Consider that perfect example of thankfulness in our loving Savior. He through whom and for whom all things were created, and in whom all things consisted, always gave thanks to the Father for the daily fare He shared with the disciples. He gave thanks for those whom the Father had given to receive of His word (Matt. 11:25, John 17:6), and for answered prayer. — John 11:41,42

Each one of us has much for which to be thankful. And all His exceeding great and precious promises are yea and amen in Christ Jesus. They are certain of fulfillment because of the faithfulness of our dear Lord and Savior. How can we be other than a thankful people when we remain mindful of the riches of His grace toward us already experienced! Each prayer should be first an offering of praise and thanks as it says in Psalm 100 -

Of course our expressions of thankfulness should not be limited to our loving Father. Let us never take for granted and let pass un-noted the generosity and kindness of others; it is good to be grateful for all such loving assistance. And it is important that we let them know of our appreciation. Our quiet sincere expression to benefactors may be to them a needed tonic of encouragement along the narrow way. And our spirit of gratitude will be a factor in that character development which God desires in us.

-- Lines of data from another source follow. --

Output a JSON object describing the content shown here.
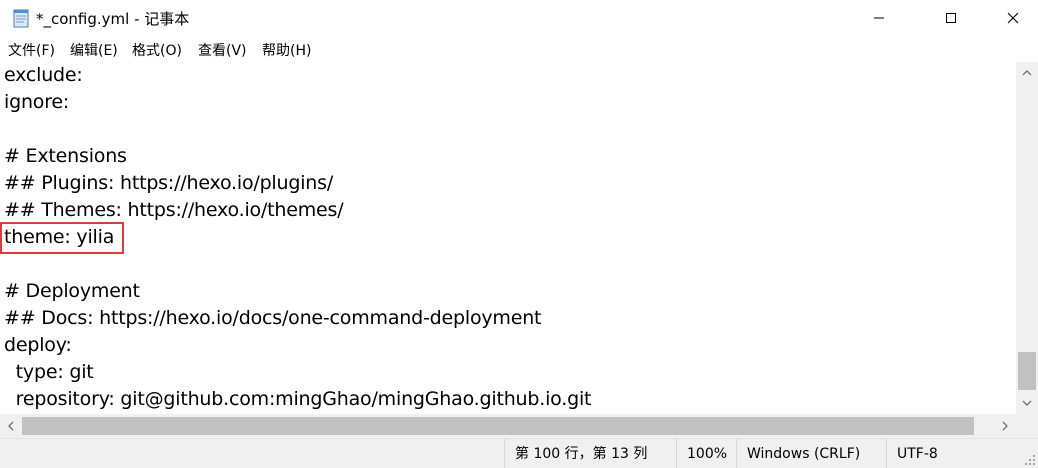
{
  "window": {
    "title": "*_config.yml - 记事本",
    "app_icon": "notepad-icon",
    "controls": {
      "minimize": "minimize-icon",
      "maximize": "maximize-icon",
      "close": "close-icon"
    }
  },
  "menu": [
    {
      "label": "文件(F)"
    },
    {
      "label": "编辑(E)"
    },
    {
      "label": "格式(O)"
    },
    {
      "label": "查看(V)"
    },
    {
      "label": "帮助(H)"
    }
  ],
  "editor": {
    "lines": [
      "exclude:",
      "ignore:",
      "",
      "# Extensions",
      "## Plugins: https://hexo.io/plugins/",
      "## Themes: https://hexo.io/themes/",
      "theme: yilia",
      "",
      "# Deployment",
      "## Docs: https://hexo.io/docs/one-command-deployment",
      "deploy:",
      "  type: git",
      "  repository: git@github.com:mingGhao/mingGhao.github.io.git"
    ],
    "highlight_color": "#e0393b"
  },
  "statusbar": {
    "position": "第 100 行，第 13 列",
    "zoom": "100%",
    "line_ending": "Windows (CRLF)",
    "encoding": "UTF-8"
  }
}
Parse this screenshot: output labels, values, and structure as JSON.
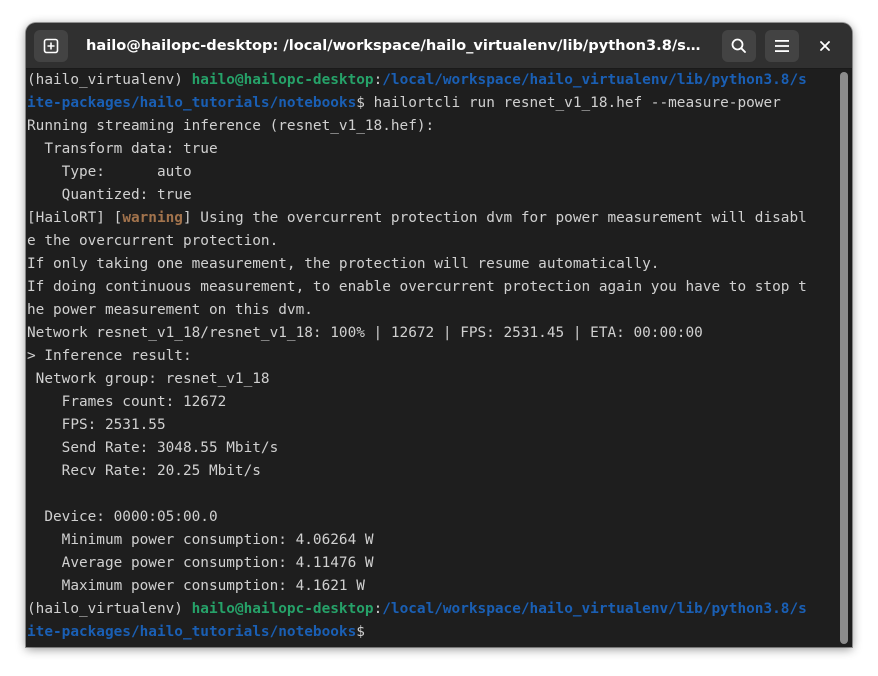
{
  "window": {
    "title": "hailo@hailopc-desktop: /local/workspace/hailo_virtualenv/lib/python3.8/s…"
  },
  "icons": {
    "new_tab": "new-tab-icon",
    "search": "search-icon",
    "menu": "hamburger-menu-icon",
    "close": "close-icon"
  },
  "colors": {
    "background": "#1e1e1e",
    "text": "#d0d0d0",
    "prompt_user": "#26a269",
    "prompt_path": "#1a5fb4",
    "warning": "#a2734c"
  },
  "terminal": {
    "prompt1": {
      "env": "(hailo_virtualenv) ",
      "user": "hailo@hailopc-desktop",
      "sep": ":",
      "path_a": "/local/workspace/hailo_virtualenv/lib/python3.8/s",
      "path_b": "ite-packages/hailo_tutorials/notebooks",
      "dollar": "$ ",
      "command": "hailortcli run resnet_v1_18.hef --measure-power"
    },
    "out": {
      "running": "Running streaming inference (resnet_v1_18.hef):",
      "transform": "  Transform data: true",
      "type": "    Type:      auto",
      "quantized": "    Quantized: true",
      "warn_open": "[HailoRT] [",
      "warn_word": "warning",
      "warn_rest": "] Using the overcurrent protection dvm for power measurement will disabl",
      "warn_cont": "e the overcurrent protection.",
      "only_one": "If only taking one measurement, the protection will resume automatically.",
      "continuous_a": "If doing continuous measurement, to enable overcurrent protection again you have to stop t",
      "continuous_b": "he power measurement on this dvm.",
      "network": "Network resnet_v1_18/resnet_v1_18: 100% | 12672 | FPS: 2531.45 | ETA: 00:00:00",
      "inference_result": "> Inference result:",
      "network_group": " Network group: resnet_v1_18",
      "frames_count": "    Frames count: 12672",
      "fps": "    FPS: 2531.55",
      "send_rate": "    Send Rate: 3048.55 Mbit/s",
      "recv_rate": "    Recv Rate: 20.25 Mbit/s",
      "device": "  Device: 0000:05:00.0",
      "min_power": "    Minimum power consumption: 4.06264 W",
      "avg_power": "    Average power consumption: 4.11476 W",
      "max_power": "    Maximum power consumption: 4.1621 W"
    },
    "prompt2": {
      "env": "(hailo_virtualenv) ",
      "user": "hailo@hailopc-desktop",
      "sep": ":",
      "path_a": "/local/workspace/hailo_virtualenv/lib/python3.8/s",
      "path_b": "ite-packages/hailo_tutorials/notebooks",
      "dollar": "$"
    }
  }
}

May our lives be lives of thankfulness and praise in every part: first to our Heavenly Father for all the riches of His grace; to His dear Son, our Savior, who loved us and gave Himself for us; and towards all whose love and kindness enrich our lives.